Effective communication never consists of words alone. There must be a purpose behind those words that calls an audience to action. The result of this action is, ideally, identical to what we call a communicator’s objective. Simply put, your objective is the goal or purpose you hope to achieve with your audience as a result of the delivery of your message. A computer sales rep wants to sell a computer, a teacher wants the students to learn their state capitals, and a safety manager wants the workers to avoid injury.
Before delivering any message, you need to understand what you want at the end of your communication. What is your super-objective? Is it buy-in from the other party, or commitment for more funding, or additional personnel? Is it a signature on a contract or the adoption of a new policy? Whatever the goal is for your communication, you need to clearly understand it for yourself. Otherwise you risk being like a marathoner who runs and runs but has no idea where the finish line is. Write it down, using concrete language. If you have more than one objective, express each clearly and concretely.
Once you know your objective you have half of what you need to communicate effectively. The other half is the communicator’s secret weapon and most invaluable tool–intention.
Choosing an Intention
Often when we develop a message, we focus primarily on the words and content we are delivering. We usually also have an objective in mind, of course, even if we have not defined it carefully and precisely. What we often fail to ask ourselves is why that overall message should be important to our audience. Why should they care? What would make them care? We neglect to pair intention with objective. This very common mistake is usually fatal to effective communication.
Before delivering their messages, communicators must understand with great clarity how they want their audience to react to each message. How do they want their audience to feel as a result of their communication? The answer to this question is the speaker’s intention; according to the dictionary, intention is ‘‘an aim that guides action.’’
Understanding the importance of intention and deploying it effectively is the cornerstone of brilliant acting, often separating a memorable performance from a forgettable one.
For your communication to have impact, you first must decide how you want your audience to act upon your message (your objective); then you need to pinpoint an intention to deliver that message in order to best achieve that action. Finally, you must activate what are known as your intention cues–the vocal and physical manifestations of your intention–to ensure the words and delivery match up and the message achieves the desired result with your audience.
Everything you do with your voice and body must support your intention. When all of your vocal and physical cues are in sync with your chosen intention, this is called congruence. When you offer mixed signals, or there is a disconnect between what you are saying and how you are saying it, your audience can become confused or distracted. This is called incongruence and it is the enemy of effective communication.
For instance, if a doctor’s intention is to convince a patient to eat a healthier diet, his intention cues would have to reflect that. Depending on the patient, cues might include a serious facial expression, direct eye contact, and a warm but serious tone of voice.
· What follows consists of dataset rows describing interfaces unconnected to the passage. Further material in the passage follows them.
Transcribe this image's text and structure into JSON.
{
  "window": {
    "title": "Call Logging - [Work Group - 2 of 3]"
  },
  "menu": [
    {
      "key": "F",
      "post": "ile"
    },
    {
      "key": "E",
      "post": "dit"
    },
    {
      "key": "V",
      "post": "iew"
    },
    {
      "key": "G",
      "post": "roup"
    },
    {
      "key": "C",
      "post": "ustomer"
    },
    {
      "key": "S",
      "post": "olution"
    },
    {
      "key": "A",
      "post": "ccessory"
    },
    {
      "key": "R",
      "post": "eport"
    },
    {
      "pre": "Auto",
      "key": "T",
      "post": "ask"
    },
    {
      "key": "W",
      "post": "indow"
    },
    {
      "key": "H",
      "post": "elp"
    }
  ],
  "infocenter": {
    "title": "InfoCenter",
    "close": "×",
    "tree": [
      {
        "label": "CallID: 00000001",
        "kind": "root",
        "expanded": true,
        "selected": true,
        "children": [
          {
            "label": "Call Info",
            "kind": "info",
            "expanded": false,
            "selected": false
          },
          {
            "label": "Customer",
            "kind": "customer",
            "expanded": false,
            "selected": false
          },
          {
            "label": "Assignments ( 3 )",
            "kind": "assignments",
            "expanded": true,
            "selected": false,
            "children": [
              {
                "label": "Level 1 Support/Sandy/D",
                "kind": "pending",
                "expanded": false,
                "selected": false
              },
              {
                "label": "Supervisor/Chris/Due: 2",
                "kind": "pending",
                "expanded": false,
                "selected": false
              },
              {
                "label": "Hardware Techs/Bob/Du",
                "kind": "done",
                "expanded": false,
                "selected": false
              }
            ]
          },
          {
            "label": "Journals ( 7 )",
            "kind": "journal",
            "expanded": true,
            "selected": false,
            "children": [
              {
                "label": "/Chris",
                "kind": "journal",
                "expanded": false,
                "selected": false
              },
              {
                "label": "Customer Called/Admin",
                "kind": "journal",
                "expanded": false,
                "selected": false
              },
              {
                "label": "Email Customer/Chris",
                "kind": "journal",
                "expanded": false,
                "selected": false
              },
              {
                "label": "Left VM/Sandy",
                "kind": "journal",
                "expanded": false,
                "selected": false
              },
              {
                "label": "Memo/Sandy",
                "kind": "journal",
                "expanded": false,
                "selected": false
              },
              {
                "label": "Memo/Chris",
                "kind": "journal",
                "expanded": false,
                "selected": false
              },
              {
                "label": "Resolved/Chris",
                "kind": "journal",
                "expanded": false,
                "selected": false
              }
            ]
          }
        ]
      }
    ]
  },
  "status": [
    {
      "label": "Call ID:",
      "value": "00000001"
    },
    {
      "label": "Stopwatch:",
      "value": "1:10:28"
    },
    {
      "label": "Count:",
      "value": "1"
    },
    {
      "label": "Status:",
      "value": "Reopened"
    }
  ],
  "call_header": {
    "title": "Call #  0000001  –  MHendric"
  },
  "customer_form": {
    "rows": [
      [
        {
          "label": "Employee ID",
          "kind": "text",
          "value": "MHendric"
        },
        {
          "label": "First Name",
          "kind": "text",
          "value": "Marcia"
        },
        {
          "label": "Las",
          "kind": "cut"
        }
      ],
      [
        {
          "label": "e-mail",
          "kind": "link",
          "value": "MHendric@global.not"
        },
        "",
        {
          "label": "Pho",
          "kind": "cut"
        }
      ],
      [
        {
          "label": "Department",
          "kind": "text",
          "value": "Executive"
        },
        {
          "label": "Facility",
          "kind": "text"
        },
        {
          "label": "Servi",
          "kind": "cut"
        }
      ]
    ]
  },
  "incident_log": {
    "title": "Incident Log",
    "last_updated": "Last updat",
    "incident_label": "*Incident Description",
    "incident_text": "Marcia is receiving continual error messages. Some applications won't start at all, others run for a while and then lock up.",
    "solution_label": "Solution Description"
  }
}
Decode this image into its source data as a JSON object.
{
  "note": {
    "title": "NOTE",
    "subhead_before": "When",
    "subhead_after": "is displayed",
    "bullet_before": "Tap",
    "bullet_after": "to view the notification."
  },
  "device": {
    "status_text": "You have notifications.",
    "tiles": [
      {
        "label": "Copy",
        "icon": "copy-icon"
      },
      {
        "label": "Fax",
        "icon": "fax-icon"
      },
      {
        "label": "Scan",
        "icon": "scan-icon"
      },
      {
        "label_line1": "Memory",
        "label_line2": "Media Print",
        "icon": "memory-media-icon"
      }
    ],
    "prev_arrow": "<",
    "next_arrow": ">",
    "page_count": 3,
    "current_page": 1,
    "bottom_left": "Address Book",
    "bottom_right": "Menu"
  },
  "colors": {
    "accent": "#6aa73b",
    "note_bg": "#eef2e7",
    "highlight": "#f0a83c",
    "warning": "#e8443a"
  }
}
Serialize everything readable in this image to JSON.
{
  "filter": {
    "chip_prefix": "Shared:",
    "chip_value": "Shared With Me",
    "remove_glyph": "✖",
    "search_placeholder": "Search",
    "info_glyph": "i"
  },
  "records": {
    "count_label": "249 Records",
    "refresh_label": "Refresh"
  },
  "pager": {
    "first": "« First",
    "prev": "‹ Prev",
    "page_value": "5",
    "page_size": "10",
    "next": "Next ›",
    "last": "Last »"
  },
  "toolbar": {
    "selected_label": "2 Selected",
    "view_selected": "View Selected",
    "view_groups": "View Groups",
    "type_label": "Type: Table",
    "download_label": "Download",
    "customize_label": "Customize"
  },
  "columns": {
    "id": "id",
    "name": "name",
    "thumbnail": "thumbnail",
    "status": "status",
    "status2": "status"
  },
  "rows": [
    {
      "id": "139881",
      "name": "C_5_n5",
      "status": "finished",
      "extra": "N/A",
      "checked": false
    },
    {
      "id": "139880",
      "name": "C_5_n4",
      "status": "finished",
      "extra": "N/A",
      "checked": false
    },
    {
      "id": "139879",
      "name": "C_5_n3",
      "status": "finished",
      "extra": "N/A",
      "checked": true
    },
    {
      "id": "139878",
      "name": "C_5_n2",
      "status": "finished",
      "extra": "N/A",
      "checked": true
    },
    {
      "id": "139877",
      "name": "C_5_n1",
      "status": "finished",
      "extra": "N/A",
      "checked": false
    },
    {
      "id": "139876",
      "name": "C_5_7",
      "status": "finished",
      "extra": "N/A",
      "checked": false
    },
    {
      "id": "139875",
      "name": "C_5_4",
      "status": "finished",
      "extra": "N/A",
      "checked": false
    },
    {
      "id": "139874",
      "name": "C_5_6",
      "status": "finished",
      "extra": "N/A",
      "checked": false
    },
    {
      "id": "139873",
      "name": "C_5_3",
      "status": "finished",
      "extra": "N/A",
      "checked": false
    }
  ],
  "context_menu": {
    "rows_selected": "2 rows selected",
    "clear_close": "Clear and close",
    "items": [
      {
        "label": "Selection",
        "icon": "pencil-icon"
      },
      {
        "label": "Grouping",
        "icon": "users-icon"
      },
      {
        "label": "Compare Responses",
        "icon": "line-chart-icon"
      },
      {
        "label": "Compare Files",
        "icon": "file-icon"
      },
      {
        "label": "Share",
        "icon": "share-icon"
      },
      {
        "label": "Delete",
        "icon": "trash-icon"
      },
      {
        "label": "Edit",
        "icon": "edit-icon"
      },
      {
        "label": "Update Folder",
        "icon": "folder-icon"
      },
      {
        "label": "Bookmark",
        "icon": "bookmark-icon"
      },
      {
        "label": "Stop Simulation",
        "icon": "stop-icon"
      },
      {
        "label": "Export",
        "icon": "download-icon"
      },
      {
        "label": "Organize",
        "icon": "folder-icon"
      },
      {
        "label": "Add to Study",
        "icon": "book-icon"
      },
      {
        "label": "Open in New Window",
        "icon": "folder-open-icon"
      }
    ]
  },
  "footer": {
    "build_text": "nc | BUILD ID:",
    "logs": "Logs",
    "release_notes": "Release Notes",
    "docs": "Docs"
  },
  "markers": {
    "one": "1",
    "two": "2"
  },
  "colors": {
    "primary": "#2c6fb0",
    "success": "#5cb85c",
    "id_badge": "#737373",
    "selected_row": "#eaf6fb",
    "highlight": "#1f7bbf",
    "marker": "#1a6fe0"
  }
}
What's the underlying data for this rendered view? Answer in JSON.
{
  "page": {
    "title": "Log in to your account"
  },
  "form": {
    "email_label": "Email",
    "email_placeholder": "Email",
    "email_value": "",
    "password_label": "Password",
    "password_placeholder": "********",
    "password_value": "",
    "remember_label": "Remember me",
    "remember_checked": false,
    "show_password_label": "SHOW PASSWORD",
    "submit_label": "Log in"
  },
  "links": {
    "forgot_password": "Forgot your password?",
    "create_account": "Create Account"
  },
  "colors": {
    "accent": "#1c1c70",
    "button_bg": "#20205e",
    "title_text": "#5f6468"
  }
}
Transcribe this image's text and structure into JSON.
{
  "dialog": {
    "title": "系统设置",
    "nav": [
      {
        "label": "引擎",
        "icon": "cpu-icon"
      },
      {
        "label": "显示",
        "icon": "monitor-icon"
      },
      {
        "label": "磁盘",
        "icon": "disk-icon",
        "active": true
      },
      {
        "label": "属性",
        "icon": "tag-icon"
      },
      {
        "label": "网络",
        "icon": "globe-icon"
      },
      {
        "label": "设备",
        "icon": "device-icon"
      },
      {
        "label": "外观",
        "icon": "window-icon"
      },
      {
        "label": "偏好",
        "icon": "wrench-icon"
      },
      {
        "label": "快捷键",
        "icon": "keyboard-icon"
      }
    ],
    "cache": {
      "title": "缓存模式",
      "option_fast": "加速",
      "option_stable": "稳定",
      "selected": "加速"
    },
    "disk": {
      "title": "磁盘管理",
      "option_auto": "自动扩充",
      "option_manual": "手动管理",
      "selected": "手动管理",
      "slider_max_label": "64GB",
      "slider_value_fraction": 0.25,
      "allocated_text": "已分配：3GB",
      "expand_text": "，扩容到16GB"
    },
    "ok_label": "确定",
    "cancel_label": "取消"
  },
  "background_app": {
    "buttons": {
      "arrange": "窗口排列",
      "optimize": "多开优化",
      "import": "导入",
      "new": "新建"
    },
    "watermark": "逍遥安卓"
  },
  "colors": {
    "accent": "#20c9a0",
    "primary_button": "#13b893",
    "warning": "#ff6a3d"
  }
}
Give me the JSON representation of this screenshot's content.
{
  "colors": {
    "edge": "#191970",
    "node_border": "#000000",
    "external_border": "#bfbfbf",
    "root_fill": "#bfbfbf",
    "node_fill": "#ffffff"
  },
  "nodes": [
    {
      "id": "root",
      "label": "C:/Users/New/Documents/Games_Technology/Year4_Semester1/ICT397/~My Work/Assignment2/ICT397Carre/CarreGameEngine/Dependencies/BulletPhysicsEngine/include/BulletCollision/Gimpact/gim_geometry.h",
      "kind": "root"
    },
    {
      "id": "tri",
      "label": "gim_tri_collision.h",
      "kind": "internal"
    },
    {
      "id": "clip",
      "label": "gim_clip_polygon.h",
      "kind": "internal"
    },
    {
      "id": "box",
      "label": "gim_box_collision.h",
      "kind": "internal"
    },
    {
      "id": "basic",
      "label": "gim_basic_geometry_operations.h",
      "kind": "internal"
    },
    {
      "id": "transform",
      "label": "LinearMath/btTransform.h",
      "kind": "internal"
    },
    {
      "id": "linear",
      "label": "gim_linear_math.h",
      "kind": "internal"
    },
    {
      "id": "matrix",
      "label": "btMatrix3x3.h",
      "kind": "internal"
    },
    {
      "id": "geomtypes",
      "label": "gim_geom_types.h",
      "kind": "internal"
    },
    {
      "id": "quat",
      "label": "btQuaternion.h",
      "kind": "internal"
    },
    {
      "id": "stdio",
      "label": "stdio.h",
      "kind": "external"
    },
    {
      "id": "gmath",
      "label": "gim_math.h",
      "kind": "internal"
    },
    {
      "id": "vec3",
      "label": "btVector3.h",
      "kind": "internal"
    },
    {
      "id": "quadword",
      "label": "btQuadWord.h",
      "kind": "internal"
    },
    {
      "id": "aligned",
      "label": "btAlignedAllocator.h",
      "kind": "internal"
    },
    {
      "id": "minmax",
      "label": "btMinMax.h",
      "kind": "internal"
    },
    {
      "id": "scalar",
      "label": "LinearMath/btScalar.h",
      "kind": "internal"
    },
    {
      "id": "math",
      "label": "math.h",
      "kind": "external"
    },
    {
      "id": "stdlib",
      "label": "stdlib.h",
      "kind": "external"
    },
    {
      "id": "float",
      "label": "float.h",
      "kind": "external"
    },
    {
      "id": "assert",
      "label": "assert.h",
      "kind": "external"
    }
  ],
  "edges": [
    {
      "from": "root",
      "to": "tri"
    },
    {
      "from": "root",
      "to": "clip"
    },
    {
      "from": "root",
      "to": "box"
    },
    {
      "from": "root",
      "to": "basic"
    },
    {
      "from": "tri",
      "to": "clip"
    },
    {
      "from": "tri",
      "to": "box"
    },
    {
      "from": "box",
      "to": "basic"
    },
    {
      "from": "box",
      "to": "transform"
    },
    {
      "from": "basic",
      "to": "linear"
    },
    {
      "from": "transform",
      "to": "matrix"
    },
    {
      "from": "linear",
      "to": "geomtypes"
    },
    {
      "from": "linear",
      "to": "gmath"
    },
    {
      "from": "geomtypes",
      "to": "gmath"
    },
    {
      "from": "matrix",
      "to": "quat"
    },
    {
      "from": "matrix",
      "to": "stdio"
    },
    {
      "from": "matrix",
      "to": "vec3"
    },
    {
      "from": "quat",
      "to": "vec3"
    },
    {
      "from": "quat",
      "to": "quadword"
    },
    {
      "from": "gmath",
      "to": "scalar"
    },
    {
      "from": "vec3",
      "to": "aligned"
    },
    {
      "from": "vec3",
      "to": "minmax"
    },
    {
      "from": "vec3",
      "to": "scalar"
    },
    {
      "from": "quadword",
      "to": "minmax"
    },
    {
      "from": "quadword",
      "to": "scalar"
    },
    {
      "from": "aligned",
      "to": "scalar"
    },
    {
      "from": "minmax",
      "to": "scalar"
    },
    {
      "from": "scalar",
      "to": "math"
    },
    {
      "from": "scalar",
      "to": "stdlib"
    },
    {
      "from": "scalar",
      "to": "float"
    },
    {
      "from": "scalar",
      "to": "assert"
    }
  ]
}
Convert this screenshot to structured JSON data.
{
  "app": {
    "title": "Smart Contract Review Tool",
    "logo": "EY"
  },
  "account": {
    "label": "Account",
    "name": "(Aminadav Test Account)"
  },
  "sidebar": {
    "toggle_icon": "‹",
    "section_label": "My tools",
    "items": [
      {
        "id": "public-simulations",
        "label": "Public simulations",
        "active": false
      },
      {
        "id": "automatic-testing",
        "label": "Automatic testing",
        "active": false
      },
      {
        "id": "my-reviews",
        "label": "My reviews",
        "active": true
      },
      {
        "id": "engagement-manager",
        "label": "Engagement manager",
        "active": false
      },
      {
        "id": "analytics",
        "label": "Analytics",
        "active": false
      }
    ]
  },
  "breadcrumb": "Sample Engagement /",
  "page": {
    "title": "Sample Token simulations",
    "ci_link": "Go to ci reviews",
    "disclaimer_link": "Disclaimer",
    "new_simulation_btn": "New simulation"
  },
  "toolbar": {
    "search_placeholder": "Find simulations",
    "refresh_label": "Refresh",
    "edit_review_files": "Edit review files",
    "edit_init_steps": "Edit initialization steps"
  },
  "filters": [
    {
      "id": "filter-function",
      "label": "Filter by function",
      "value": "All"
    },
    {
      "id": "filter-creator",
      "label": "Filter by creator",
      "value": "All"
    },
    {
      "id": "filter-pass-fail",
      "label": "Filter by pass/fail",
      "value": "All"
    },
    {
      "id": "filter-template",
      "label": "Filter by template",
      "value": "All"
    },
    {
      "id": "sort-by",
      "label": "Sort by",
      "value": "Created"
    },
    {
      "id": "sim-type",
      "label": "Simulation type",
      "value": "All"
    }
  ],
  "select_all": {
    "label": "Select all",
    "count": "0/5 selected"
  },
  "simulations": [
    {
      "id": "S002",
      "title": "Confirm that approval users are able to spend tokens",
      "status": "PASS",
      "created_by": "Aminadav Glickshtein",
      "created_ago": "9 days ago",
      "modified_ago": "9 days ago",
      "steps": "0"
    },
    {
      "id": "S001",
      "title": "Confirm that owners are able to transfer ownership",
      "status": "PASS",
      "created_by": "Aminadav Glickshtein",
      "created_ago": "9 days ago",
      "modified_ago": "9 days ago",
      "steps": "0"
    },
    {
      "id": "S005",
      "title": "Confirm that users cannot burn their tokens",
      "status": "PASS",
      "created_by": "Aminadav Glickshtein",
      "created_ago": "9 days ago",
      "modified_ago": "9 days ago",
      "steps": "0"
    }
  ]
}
Other signals such as rushed speech, flickering eye contact, or attention to the file or the clock rather than the patient can convey a lack of seriousness or concern and lead the patient to tune out the message.
Once you understand your objective and intention, you can become aware of how your intention cues get your audience to react the way you want. By shouting, you will get a room of children to be quiet; by waving your arms wildly you will get the attention of the lifeguard; by smiling at your coworkers you will let them know you are happy to see them.
Primary and Secondary Intentions
Just as an actor might identify various intentions throughout a scene, someone presenting in a corporate environment will most likely move through different intentions over the course of a speech or presentation. We call these primary and secondary intentions. The primary intention will be your main intention and the one that connects most directly to your super-objective, while secondary intentions are no less important but shift according to the smaller objectives you move through in the course of the presentation. You might think of the primary intention and the super-objective in terms of strategy, while your secondary intentions and objectives are tactics in support of that strategy.
As a speaker moves from one intention to the next, noticeable changes should take place in eye contact, facial expressions, vocal aspects, and body language to help signify and communicate that change to the audience. Each of these transitions from one intention to the next must be clear. For example, the intention at the opening of your presentation might be to welcome your audience, but could shift to reassure as you begin presenting industry trends, and then to excite as you unveil the new product you will be launching. Actors call these transitions that move you from moment to moment beats.
Once your objective and intention are engaged, these two elements will often do your communication work for you. If you can generate a genuine feeling or emotion inside, it will be reflected in what others see and hear. But this cannot happen without your choosing and activating a specific intention and objective.
To impact or influence your audience you must have clarity and purpose in your message, and this can only happen through identifying an objective for your communication and then activating the specific intention (or intentions) that will move you toward it and result in your audience reacting the way you want them to react.
Reprinted by permission the publisher, John Wiley & Sons, Inc., from The Pin Drop Principle by David Lewis and G. Riley Mills; Copyright (c) 2012 by David Lewis and G. Riley Mills.
[Image: Flickr user Len Doc Radin]